What would happen if a composer were to arrive on the scene who wrote in the style of (say) Mozart, with as much skill and invention? Would s/he be "accepted"?
I thought of this music school lounge/theory bar type of question when I read A. C. Douglas' rave about a young composer named Jay Greenberg, who was featured on CBS' 60 Minutes yesterday evening.
A little Googling turned up a good amount of information on the composer, including this appearance on PRI's From The Top, which includes a Pittsburgh Symphony performance of Mr. Greenberg's Overture to 9/11. I won't say much about the piece, which is well-, if not imaginatively, orchestrated, and competent.
I was not bowled over by the piece (could you tell?), and I don't know how much of that was due to overselling on Mr. Douglas' part, or by the fact I don't share his desire for a Great Tonal Hope to rise up and save us all.
Could it be professional jealousy? Of course it could.
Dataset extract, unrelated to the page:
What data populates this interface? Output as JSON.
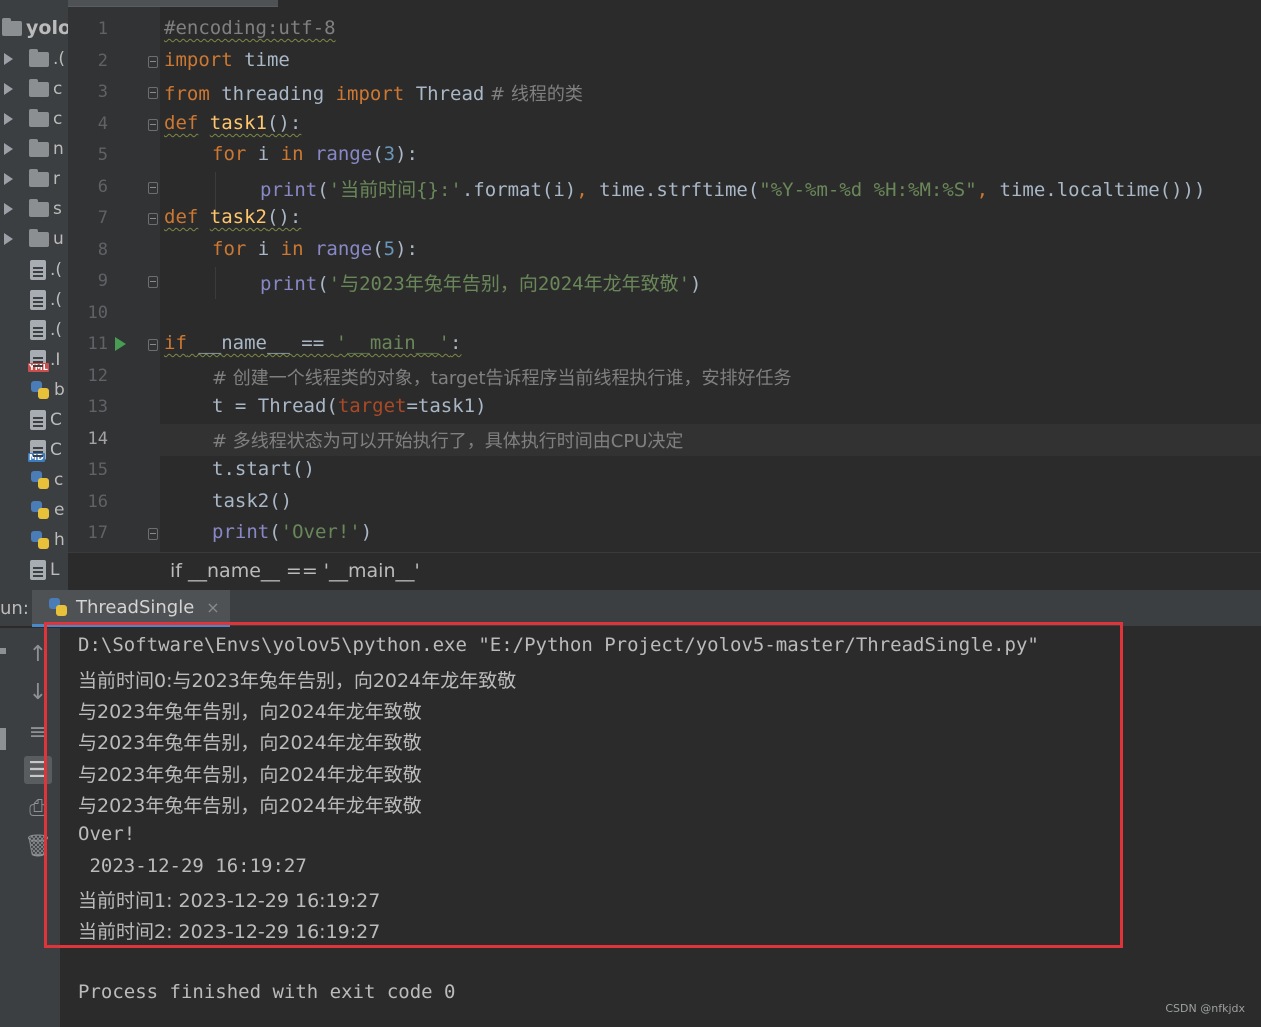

EDITED TO ADD: The question about composers writing in styles of the past came to mind because of Mr. Greenberg's music (and his publicity), not because of Mr. Douglas' post. Of course there can be, and is, very fine music to be written in styles that are essentially tonal.